The White House said Monday that President Joe Biden wants legislators to swiftly approve a bipartisan deal aimed at tightening gun control laws, improving school security and providing more mental health services in the wake of a spate of mass shootings that killed dozens of Americans – many of them young children – with legally obtained, military-grade weapons.
Biden did not comment when reporters asked him Monday if he was satisfied with the proposal brokered Sunday by 10 Democrats and 10 Republicans. He said in a Sunday statement that the plan “does not do everything that I think is needed, but it reflects important steps in the right direction, and would be the most significant gun safety legislation to pass Congress in decades.”
On Monday, White House press secretary Karine Jean-Pierre said that this framework will help the president honor his promise to parents in Uvalde, Texas – where 19 children and two teachers were gunned down May 24 by an attacker wielding an assault rifle inside an elementary school – to “do something.”
“The president is pleased to see this as a step forward,” she said. “As we know, this is about saving lives. And so the president is going to – wants to see – Congress act, he wants to see this on his desk as quickly as possible.”
The deal does not include Biden’s call for a ban on the sale of rapid-fire assault weapons that are often the weapon of choice deployed by mass shooters in the U.S. But Jean-Pierre added that Biden would continue to press for a renewal of the assault weapons ban, plus for expanded background checks ahead of firearms purchases and for the confirmation of his nominee to head the Bureau of Alcohol, Tobacco, Firearms and Explosives.
The National Rifle Association said it “does not take positions on ‘frameworks.’ We will make our position known when the full text of the bill is available for review.”
Any gun control measures are likely to draw the ire of the deep-pocketed group. Their legislative pressure group described a recent House bill as “unconstitutional legislation” that “threatens to turn millions of law-abiding gun owners into felons, as well as subject their lawfully-acquired firearms to government confiscation without due process.”
The bill they were referring to, among other things, establishes a minimum age of 21 for purchases of semi-automatic rifles and shotguns. It also includes mandatory home storage requirements for firearms, which the NRA argues are unconstitutional.
Matt Valentine, a scholar and lecturer at the University of Texas at Austin who focuses on gun violence policy, told VOA that while three of the nation’s gun control advocacy groups approve of the proposal, “many of my contacts in the gun violence prevention community are underwhelmed.”
Prominent Democrats have said that this effort is but a first step, with Senate Majority Leader Chuck Schumer saying Monday: “Altogether, this framework is a good and necessary first step towards changing the reality of gun violence in America. It will lay the foundation for future action.”
But, Valentine said, this proposal could also give ammunition to Republican politicians looking to muster support in midterm elections later this year.

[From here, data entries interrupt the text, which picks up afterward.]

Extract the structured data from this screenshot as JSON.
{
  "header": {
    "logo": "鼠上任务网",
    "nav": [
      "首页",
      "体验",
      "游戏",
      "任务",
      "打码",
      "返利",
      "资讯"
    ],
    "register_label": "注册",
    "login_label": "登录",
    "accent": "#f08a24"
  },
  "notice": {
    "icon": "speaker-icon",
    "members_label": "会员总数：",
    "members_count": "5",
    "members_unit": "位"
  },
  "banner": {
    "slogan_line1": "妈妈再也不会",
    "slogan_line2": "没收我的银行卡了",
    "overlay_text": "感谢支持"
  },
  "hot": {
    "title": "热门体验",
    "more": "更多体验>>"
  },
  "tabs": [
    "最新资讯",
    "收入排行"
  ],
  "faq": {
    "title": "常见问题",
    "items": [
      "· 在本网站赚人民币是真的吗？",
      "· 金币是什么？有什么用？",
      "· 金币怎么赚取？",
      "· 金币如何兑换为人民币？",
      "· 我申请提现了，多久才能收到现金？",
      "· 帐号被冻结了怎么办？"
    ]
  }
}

“In some ways, this Senate package could be an election-year boon for gun-friendly politicians in red states, because it will give them something to fight against,” he said. “Over the past few years, several states have passed ‘constitutional carry’ laws, which put gun rights activists in the position of the proverbial dog that caught the car. Having achieved almost total deregulation of firearms, gun rights activists in these states have been left in the awkward position of having nothing left to fight for. This proposed federal legislation will give them something to fight against.”
Legislators in the U.S. have battled for years to reform gun laws, with Democrats almost universally supporting tighter controls and Republicans opposing them by arguing that any such moves threaten the Second Amendment of the Constitution.
“My worry,” Valentine said, “is that by the time this legislation makes it to President Biden’s desk, the red flag provisions will be watered down and filled with loopholes and caveats that make them less effective.”
Lawmakers have spent almost a month negotiating this deal in the aftermath of three shocking mass killings in Texas, New York and Oklahoma. But gun violence kills Americans on a daily basis – on Monday, according to the independent Gun Violence Archive, 12 Americans died this way, in separate incidents around the country.
In 2022 so far, the group has documented 19,618 gun-related deaths. Of those, 744 of the victims were children.